The Benefits of Mobile Computing
Mobile computing is a generic term that refers to a variety of devices that allow people to access data and information from wherever they are. Mobile computing transports data, voice, and video over a network via a mobile device.
Mobile devices can be connected to a local area network (LAN), or they can take advantage of Wi-Fi or wireless technology by connecting via a wireless local area network (WLAN). Mobile phone services also provide mobile computing through their service plans.
The Benefits of Mobile Computing
There are many benefits to mobile computing including the ability to get directions, entertain yourself when bored, do business, and more, including:
- Connectivity: You can stay connected to all sources at all times.
- Social Engagement: You can interact with a variety of users via the Internet.
- Personalization: You can tailor your mobile computing to your individual needs.
"Mobile device" is a generic term used to refer to a wide range of devices that allow people to access data and information from anywhere at any time. These devices come in a range of sizes, from those that fit in your pocket, such as cell phones, to tablets, to laptops. Mobile computing can use cellphone connections to make phone calls, as well as to connect to the Internet. The list of mobile devices include:
- eReaders (i.e. Kindle)
- Handheld Gaming Devices (i.e. Nintendo 3DS)
- Wearable Devices (i.e. Apple Watch)
Using Wi-Fi for Mobile Computing
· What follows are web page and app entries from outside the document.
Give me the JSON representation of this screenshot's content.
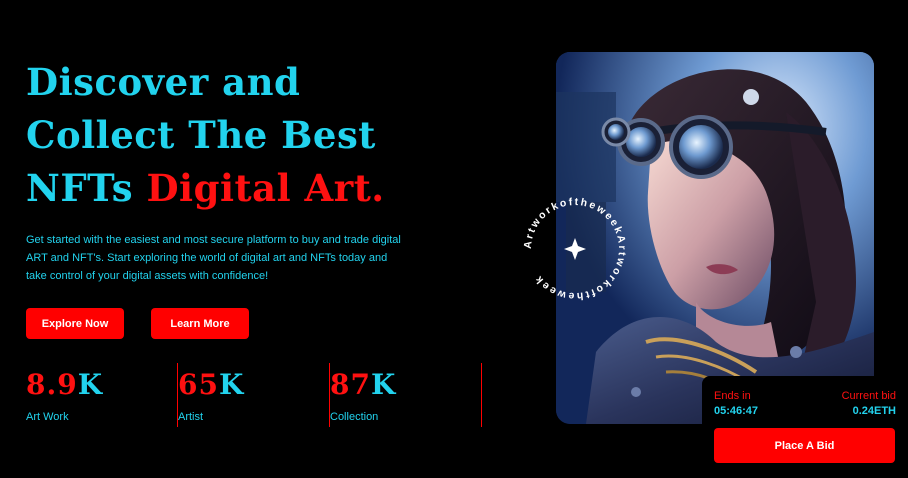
{
  "hero": {
    "title_line1": "Discover and",
    "title_line2": "Collect The Best",
    "title_line3_a": "NFTs ",
    "title_line3_b": "Digital Art.",
    "description": "Get started with the easiest and most secure platform to buy and trade digital ART and NFT's. Start exploring the world of digital art and NFTs today and take control of your digital assets with confidence!",
    "explore_label": "Explore Now",
    "learn_label": "Learn More"
  },
  "stats": [
    {
      "number": "8.9",
      "suffix": "K",
      "label": "Art Work"
    },
    {
      "number": "65",
      "suffix": "K",
      "label": "Artist"
    },
    {
      "number": "87",
      "suffix": "K",
      "label": "Collection"
    }
  ],
  "badge": {
    "text": "ArtworkoftheweekArtworkoftheweek"
  },
  "bid": {
    "ends_label": "Ends in",
    "ends_value": "05:46:47",
    "current_label": "Current bid",
    "current_value": "0.24ETH",
    "place_label": "Place A Bid"
  },
  "colors": {
    "accent_red": "#ff0000",
    "accent_cyan": "#22d3ee",
    "background": "#000000"
  }
}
Wi-Fi is a wireless technology that allows an electronic device to exchange data over the internet via radio waves. Devices such as laptops, tablets, and smartphones can hook into Wi-Fi by choosing a Wi-Fi network in the immediate vicinity. Often referred to as a "hot spot," Wi-Fi can be found in offices, restaurants, institutions of higher learning, schools, recreational facilities, some public areas, and homes.
At home, you'll need a wireless router connected to your broadband Internet that is usually obtained through your cable/internet provider. When you leave the hotspot area, your mobile device will disconnect from the Internet. Note, that you can often still access the Internet on your phone when you're away from a wi-fi source, but you're using your phone service data plan and not wi-fi. Wi-Fi range is generally about 100 feet, although it can depend on the network.
Wi-Fi networks can be secure, requiring a password, or open. When possible, use a secure network to protect your device and data from hackers.
When accessing a secure Wi-Fi, your mobile device should remember and automatically reconnect without having to re-enter the password when you're in that area again. For example, if you take your laptop to work every day, it will connect to your company's network every time you're near the network. When you take that laptop home, it will connect to your personal Wi-Fi.
Cloud computing is a term that applies to applications and data storage delivered over the Internet or via wireless technology. The individual user's device, such as a computer or cell phone, only provides an interface to access data stored online in the cloud. The programs are run on the service provider's servers and the data is stored wherever the provider deems necessary. The benefit is that you can access data anywhere, from any device, as long as you're online. The applications and associated data are available wherever you have a connection to the Internet or wireless network.